> [Exercise requirements]
Scan the material for "JSON". Copy every line it appears in.

> [Input data]
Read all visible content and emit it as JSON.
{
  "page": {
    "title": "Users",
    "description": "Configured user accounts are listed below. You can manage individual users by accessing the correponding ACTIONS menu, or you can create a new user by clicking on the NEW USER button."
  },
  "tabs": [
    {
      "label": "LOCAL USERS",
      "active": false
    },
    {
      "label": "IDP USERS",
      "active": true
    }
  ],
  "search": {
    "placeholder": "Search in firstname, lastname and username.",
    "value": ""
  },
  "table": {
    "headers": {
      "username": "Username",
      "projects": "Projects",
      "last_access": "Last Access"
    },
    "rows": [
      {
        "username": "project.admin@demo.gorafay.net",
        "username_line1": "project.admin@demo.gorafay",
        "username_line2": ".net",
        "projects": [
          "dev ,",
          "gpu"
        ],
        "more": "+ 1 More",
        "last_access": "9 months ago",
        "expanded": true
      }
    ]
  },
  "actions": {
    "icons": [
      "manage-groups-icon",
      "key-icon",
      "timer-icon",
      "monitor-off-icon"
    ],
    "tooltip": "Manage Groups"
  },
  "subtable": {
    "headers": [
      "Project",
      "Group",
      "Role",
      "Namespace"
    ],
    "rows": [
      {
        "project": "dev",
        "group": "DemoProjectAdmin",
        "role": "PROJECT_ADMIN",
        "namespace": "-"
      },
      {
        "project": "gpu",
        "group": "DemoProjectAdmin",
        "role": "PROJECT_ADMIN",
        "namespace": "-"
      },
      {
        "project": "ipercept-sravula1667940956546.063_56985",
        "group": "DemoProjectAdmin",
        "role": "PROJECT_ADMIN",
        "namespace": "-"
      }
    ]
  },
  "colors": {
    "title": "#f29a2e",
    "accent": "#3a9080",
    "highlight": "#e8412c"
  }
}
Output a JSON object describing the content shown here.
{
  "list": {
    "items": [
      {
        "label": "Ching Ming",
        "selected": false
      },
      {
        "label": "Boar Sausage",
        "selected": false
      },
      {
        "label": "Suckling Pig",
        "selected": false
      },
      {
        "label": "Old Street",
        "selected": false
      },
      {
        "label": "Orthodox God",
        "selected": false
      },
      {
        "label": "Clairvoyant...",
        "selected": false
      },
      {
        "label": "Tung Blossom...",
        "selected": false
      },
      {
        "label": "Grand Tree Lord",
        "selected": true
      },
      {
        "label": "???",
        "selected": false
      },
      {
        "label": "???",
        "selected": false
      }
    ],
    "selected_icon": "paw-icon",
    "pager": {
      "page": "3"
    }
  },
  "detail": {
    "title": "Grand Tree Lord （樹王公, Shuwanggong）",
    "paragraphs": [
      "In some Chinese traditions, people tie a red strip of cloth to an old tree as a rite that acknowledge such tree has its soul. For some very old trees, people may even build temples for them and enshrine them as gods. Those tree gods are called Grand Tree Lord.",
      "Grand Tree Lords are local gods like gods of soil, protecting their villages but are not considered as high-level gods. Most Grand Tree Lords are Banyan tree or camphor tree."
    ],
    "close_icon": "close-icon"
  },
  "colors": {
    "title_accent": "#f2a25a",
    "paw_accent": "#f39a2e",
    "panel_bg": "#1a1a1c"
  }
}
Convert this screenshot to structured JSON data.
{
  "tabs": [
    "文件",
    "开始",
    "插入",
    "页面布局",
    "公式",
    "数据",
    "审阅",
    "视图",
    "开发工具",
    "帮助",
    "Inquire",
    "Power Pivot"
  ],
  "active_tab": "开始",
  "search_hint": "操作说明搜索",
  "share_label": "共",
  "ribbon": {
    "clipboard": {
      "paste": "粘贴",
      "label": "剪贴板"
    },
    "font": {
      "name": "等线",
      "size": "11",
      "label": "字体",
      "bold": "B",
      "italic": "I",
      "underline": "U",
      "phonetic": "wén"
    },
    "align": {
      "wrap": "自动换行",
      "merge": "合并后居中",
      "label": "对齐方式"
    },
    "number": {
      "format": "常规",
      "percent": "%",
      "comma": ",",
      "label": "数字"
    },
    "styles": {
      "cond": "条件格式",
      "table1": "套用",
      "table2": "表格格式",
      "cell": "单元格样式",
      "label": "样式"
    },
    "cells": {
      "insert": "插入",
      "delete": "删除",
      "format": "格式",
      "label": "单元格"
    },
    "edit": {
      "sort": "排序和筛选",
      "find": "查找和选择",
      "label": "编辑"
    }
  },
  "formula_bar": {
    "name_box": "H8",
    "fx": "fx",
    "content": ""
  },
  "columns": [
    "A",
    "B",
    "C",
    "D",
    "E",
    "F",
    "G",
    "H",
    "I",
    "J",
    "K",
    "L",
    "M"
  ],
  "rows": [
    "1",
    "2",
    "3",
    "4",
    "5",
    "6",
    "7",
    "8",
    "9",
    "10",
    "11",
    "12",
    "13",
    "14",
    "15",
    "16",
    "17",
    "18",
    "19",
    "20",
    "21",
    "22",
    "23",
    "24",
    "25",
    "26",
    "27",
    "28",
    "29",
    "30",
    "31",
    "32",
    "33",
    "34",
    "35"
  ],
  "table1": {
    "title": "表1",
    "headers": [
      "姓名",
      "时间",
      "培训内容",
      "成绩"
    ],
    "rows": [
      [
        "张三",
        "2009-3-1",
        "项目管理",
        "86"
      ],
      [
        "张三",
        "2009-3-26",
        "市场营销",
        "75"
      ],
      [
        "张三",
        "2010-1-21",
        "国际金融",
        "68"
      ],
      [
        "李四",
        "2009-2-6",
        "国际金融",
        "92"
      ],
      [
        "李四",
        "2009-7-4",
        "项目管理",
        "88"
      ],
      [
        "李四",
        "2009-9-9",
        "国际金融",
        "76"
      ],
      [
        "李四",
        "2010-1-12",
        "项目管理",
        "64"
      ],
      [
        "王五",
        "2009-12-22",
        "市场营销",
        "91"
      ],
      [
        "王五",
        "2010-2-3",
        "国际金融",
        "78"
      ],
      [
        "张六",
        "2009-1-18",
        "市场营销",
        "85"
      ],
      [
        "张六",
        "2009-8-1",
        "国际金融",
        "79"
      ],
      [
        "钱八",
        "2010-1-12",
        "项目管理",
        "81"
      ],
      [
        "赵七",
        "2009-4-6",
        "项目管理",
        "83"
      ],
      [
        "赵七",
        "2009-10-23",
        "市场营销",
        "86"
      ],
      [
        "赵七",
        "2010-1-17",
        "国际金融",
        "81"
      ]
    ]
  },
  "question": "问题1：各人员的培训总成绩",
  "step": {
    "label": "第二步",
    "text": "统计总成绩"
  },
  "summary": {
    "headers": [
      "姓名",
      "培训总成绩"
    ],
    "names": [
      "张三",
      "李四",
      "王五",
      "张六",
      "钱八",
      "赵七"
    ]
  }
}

> [Answer box]
Read all visible content and emit it as JSON.
Output a JSON object describing the content shown here.
Convert this screenshot to structured JSON data.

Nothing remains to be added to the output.